In this case, there isn’t a smoking gun error as we’ve seen in the past. But there are omissions that completely baffle me. Hunt notes the ticket is the highest-graded (check) and highlights the game as Feller’s second no-hitter (check). But it feels sacrilegious to exclude the fact Feller was facing off against four future Hall of Famers (Joe DiMaggio, Phil Rizzuto, Joe Gordon and Bill Dickey). If we’re talking astounding feats of pitching, it’s extremely relevant that DiMaggio, one of the greatest hitters to ever wield a bat was stymied on that day. And I’m not done … DiMaggio was quoted after the game saying “Anybody who had the stuff Feller had today deserved a no-hitter.”

While I’m on a roll, one more tidbit. Yankees director of PR Red Patterson reportedly said before the game “Why I’ve never seen a no-hit game, and I don’t expect to see one today.” Point being, Hunt brings an extraordinary piece to auction and leaves so much meat on the bone when it comes to simple storytelling.

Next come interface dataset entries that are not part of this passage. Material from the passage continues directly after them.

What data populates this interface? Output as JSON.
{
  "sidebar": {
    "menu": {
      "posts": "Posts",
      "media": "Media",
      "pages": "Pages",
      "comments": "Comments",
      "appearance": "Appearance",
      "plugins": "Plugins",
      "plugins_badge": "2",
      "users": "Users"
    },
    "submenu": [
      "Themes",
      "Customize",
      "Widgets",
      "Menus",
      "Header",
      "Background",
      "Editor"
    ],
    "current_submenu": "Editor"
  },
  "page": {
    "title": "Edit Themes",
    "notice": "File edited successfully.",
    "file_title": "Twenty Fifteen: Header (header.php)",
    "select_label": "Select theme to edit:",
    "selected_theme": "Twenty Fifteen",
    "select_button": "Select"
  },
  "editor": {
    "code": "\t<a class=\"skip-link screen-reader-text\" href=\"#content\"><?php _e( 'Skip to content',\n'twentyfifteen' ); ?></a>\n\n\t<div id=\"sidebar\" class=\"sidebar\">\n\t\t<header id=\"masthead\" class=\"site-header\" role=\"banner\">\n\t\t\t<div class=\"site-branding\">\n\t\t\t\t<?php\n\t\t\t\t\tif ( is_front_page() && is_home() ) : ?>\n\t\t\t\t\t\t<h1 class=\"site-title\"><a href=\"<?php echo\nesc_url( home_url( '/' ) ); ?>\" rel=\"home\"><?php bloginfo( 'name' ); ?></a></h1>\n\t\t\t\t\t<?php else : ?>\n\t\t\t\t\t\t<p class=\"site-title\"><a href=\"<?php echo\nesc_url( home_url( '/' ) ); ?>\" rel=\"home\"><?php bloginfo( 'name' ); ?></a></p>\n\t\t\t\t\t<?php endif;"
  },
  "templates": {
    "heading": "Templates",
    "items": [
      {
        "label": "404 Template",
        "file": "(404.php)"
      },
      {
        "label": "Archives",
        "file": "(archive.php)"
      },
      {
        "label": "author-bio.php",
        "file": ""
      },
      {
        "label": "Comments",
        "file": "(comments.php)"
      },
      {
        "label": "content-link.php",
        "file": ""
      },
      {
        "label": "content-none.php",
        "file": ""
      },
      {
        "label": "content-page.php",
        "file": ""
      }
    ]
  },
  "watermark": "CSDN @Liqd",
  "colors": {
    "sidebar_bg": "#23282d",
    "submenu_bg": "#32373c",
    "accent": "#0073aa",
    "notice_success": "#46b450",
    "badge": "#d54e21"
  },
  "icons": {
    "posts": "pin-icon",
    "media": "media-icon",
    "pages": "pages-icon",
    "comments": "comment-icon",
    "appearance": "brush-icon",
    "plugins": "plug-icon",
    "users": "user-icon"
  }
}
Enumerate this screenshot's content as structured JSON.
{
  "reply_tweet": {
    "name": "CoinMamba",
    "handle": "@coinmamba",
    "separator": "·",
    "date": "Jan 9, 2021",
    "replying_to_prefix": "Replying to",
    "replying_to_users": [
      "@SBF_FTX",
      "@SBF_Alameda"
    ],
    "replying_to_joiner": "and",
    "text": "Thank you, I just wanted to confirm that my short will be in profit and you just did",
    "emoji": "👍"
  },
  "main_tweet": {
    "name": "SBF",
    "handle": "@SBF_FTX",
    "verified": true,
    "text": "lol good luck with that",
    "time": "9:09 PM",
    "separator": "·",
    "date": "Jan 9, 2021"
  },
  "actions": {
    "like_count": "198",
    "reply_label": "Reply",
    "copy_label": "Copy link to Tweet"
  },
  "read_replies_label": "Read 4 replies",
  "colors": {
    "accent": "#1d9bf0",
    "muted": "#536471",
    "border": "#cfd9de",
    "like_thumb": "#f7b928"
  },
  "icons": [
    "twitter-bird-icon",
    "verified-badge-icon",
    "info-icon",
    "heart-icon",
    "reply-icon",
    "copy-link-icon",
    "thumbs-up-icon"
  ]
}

Despite its superior grade to last year’s $1,200 auction, I would much rather have the lower-graded copy’s eye appeal. That being said, we’re talking about such a scarce ticket to a no-hitter by an all-time legend, so I wouldn’t blame any collector who doubles or triples up from the 2023 sale.

An autograph on a vintage card can elevate its value by thousands of dollars (Credit: Heritage)
An autograph on a vintage card can elevate its value by thousands of dollars (Credit: Heritage)

1940 Play Ball Jimmie Foxx #133 PSA VG 3, PSA/DNA Auto 10

Closing date: Saturday

Heritage has this Foxx card ending over the weekend. The estimate was set at $6,000 and it already has blown by that with over a day remaining. The card’s condition grade would normally warrant something in the range of $300, but the perfect 10 signature (one of just two signed examples and the single-highest graded among them) caught our attention.

Stern: This is the most beautiful autograph I’ve ever seen. I think Foxx must have been taking calligraphy classes in the offseason. Wow.

This is a perfect example of how vintage autographed cards can take a card from one price bracket to another. And in this case, I would expect to see an all-out brawl among the bidders that could take this card to the $20,000 range. Out of the 1,294 items in the auction, it’s got the 10th most views. Though, to be fair, I’m likely responsible for 20% of those personally.

Will Stern is a reporter and editor for cllct. You can follow him on X at @Will__Stern.

Darren Rovell is the founder of and one of the country's leading reporters on the collectible market. He previously worked for ESPN, CNBC and The Action Network.